And of course, the individual who struggles against the system is bound to lose, as David Simon has shown us. Mitchell, the main character, must balance his beliefs and his morals against a larger framework and a multitude of people who would see him lose everything. It's a classic of superhero serial storytelling, but more realistic in setting than Superman.
It's also a love story to comics themselves. Mitchell is a quintessential nerd and makes references all the time to other comics. Sort of like Yorick from Y The Last Man. Yes, there is a bit of repetition between the two series, especially in the rhythms of dialogue. Vaughn only writes a couple different voices, and they are engaging, but tiresome after 50 issues in a couple sittings.
Because it's a political work, I'm going to respond to its politics. Vaughn struggles to sustain a real political atmosphere. He tries to balance the boring bureaucratic stuff with espionage and standard superhero fare, a hybrid if you will. But I would have preferred if Vaughn went all the way with politics. Use the superhero stuff as background, and hint at the mystery a little, just like he did so successfully, but don't use it as a crutch.
The political stuff of Ex Machina is easily the most interesting part. In each situation, in each crazy, but real situation, Vaughn lets his characters do the work, showing not telling (some of the time) and it works. It's engaging and suspenseful. I was always invested in Mitchell, except when supervillains and other powers bullshit got in the way.
Maybe I'm just getting older, and my tastes for standard superhero nonsense is diminishing. God, this theme has been popping up a lot in my reviews.
Ex Machina is a fantastic series, despite its overly poppy dialogue, and its reliance on superhero tropes. A more daring series could have done away with 50 percent of the superhero stuff and remained engaging, topical and awesome.
Despite the surprises contained within this series being spoiled by every other series, I thoroughly enjoyed Gotham Central. Greg Rucka and Ed Brubaker created an amazing cast that uses the established Batman cast and forges its own tone and voice.
It's a police procedural at its heart, and it succeeds mightily. Each little arc is a mystery, and sometimes the solution features a fantastical Batman villain. Sometimes, it's just a sad story about sad little people.
The best part of the book, other than its engaging cast, is the use of Batman. The Caped Crusader is used sparingly, and his appearances are effective and powerful. He's never shown in any other light than supreme badass just materializing out of nowhere in the nick of time. He's also a huge dick to people.
The dynamic between the police and the Batman is very complicated, and this gives the series even more depth. Some cops like him, some cops hate him. They resent that they need Batman to survive such a city. They applaud him for capturing thugs, but they're angry when cops die in the line of duty and Batman does nothing to recognize it.
Of the huge cast, two of the best characters are Renee Montoya and Cris Allen, both of whom go on to bigger things in the future. But their origins as down to earth city cops with real lives and real families and real problems suits them best.
The big surprises are that Montoya is gay, which I've known since forever, and that Crispus Allen gets murdered, which shouldn't be a surprise because he becomes the spirit of vengeance, The Spectre, which is a very boring turn of events for Allen.

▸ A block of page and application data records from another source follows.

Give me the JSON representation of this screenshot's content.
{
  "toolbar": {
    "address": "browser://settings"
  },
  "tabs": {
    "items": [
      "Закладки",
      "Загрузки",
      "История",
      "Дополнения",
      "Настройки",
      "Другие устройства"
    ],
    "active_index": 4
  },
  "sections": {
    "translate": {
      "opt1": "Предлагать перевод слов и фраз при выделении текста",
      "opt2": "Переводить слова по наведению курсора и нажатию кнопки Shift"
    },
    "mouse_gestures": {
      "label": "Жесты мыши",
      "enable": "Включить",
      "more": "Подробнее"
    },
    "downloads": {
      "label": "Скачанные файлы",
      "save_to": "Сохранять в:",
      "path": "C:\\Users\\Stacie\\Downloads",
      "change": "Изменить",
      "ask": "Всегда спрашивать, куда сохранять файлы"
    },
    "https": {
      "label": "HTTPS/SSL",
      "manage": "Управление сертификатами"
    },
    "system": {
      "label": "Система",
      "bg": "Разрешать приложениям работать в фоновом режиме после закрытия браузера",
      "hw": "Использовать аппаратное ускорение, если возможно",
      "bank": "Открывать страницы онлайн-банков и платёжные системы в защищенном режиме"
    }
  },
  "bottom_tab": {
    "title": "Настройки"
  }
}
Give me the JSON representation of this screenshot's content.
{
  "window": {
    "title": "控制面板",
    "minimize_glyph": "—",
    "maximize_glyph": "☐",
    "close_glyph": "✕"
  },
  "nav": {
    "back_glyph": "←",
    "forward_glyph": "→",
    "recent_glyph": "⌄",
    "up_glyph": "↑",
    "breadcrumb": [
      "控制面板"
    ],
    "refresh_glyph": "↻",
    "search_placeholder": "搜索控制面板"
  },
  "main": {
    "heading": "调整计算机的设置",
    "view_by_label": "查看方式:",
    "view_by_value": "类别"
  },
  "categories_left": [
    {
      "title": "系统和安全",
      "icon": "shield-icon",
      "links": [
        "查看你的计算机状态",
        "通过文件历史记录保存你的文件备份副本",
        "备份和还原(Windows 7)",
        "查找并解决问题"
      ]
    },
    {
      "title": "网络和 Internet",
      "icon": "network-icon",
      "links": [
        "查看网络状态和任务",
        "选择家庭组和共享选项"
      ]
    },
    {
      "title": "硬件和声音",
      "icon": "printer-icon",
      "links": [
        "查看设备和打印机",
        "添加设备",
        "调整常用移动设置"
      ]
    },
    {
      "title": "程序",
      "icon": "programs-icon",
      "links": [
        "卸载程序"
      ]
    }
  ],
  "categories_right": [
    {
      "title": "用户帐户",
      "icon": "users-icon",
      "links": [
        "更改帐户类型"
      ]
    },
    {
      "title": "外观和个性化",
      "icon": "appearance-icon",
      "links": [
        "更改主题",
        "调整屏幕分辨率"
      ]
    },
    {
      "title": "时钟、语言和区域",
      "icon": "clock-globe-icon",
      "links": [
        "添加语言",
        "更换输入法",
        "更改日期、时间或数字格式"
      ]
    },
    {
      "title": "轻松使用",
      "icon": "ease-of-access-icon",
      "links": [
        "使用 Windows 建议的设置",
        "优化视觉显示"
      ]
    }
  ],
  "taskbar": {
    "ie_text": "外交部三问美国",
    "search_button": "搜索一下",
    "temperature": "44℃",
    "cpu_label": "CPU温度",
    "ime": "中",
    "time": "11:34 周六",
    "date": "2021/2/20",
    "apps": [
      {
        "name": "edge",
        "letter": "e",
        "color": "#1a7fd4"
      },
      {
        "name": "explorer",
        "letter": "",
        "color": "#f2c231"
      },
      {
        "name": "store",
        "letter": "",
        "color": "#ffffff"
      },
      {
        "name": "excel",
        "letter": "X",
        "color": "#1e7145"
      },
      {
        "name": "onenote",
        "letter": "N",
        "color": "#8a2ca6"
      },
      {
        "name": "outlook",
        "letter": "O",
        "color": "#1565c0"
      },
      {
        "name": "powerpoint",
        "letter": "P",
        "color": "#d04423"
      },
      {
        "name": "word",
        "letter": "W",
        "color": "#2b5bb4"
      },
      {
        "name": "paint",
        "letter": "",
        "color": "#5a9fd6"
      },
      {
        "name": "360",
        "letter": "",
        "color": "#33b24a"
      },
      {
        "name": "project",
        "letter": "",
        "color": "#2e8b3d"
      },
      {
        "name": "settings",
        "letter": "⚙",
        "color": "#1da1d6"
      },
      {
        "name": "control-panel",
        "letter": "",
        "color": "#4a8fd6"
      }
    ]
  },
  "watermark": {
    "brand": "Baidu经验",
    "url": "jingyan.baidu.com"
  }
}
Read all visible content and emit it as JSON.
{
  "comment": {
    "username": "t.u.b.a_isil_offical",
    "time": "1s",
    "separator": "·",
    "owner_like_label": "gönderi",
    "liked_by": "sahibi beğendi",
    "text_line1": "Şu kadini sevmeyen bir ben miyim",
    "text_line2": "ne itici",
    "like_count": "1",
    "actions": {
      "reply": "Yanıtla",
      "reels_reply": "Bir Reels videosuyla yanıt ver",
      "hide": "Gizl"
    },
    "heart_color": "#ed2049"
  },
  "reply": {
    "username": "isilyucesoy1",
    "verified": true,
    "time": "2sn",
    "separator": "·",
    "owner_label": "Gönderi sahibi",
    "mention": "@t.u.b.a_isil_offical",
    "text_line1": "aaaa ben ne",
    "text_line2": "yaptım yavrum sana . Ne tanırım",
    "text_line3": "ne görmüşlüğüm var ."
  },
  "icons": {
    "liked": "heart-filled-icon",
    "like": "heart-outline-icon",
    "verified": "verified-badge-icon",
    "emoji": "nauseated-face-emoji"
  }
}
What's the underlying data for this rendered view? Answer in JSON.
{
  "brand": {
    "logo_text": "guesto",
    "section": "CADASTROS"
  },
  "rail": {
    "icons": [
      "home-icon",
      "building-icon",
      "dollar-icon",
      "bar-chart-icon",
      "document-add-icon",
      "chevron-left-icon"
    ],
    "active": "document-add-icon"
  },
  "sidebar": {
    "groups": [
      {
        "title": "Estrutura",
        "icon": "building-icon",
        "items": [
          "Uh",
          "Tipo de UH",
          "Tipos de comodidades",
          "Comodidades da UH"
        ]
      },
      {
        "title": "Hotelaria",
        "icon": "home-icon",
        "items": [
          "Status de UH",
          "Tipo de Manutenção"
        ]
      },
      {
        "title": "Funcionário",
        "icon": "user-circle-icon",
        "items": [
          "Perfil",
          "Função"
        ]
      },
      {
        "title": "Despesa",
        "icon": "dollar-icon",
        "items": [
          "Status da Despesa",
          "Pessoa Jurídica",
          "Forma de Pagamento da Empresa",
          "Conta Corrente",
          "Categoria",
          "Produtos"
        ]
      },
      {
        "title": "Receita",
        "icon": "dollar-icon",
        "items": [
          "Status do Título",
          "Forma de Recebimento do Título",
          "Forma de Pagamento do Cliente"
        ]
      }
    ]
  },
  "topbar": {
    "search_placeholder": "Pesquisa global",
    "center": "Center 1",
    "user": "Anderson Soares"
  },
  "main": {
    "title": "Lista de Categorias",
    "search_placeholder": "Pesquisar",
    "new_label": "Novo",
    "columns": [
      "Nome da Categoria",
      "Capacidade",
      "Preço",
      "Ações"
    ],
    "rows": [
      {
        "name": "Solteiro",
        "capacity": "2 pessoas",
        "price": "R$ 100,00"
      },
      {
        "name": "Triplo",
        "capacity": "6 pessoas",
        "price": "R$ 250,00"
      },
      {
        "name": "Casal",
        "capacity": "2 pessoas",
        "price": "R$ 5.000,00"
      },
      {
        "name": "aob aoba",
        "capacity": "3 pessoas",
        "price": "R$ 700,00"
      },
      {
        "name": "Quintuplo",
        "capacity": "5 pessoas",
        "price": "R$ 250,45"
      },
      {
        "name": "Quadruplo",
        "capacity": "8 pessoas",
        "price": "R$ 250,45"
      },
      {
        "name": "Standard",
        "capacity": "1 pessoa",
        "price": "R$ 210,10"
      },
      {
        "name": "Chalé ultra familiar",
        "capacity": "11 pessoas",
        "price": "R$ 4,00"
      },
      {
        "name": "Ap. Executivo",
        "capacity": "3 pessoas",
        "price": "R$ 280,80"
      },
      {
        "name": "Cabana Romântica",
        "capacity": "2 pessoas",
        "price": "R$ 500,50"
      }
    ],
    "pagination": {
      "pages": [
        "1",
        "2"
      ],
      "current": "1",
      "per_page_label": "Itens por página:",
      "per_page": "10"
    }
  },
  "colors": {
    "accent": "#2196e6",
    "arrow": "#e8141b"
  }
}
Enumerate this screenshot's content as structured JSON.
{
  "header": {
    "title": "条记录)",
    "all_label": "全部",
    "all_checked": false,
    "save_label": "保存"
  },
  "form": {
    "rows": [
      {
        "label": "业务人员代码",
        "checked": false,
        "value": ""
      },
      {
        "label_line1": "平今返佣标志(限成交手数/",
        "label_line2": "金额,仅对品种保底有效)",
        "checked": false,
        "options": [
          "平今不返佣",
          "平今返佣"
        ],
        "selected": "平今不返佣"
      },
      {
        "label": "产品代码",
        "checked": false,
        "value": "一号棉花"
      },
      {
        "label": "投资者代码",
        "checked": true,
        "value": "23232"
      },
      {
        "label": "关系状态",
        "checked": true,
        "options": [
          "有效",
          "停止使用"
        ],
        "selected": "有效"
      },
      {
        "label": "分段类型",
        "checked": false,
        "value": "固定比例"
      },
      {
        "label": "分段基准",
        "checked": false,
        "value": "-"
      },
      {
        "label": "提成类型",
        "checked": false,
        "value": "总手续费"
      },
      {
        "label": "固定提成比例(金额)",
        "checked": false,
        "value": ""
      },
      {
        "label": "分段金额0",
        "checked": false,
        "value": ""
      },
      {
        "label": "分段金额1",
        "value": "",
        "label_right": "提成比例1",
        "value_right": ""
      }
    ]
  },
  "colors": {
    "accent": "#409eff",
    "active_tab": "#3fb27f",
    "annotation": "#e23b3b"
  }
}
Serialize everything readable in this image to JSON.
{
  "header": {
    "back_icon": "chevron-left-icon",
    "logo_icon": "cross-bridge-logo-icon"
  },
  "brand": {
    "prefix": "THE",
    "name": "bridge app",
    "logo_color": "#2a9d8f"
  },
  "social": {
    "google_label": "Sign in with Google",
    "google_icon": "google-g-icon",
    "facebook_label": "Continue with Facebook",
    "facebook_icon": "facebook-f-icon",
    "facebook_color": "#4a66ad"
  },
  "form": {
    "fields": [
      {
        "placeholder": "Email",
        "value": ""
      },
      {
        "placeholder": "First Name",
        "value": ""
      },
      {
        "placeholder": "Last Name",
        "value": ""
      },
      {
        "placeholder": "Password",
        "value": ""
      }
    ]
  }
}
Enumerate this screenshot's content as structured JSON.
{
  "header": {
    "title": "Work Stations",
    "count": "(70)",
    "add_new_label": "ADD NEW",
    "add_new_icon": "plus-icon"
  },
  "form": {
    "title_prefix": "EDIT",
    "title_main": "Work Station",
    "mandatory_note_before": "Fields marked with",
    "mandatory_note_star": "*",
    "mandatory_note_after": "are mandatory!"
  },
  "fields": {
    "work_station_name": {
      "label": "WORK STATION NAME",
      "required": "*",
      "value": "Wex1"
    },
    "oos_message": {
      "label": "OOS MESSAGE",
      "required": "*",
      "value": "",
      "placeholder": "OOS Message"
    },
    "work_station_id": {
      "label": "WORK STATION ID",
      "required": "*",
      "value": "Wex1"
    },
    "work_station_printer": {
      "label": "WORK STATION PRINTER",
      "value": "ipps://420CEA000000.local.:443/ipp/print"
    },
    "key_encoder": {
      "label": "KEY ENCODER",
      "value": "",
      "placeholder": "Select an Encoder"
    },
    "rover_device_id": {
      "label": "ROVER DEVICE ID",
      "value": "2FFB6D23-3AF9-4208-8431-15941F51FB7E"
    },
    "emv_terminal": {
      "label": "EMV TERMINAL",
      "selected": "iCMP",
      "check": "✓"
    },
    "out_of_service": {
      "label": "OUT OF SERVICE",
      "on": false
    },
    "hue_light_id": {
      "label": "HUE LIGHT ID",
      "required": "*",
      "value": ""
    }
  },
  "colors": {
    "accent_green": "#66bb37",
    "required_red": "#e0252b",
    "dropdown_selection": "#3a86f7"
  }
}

Anyways, this series rules, but it suffers from a couple problems. Firstly, the art is uneven after the main artist leaves the book. Secondly, the cast is fairly large, and I had trouble keeping track of everybody and their role in the large police department. But that might be me and not the book.
So there you have it - I read three full series and reviewed them for this blog. The best of the trio was Ex Machina, even with reservations, followed by Gotham Central and finally the not so great Planetary.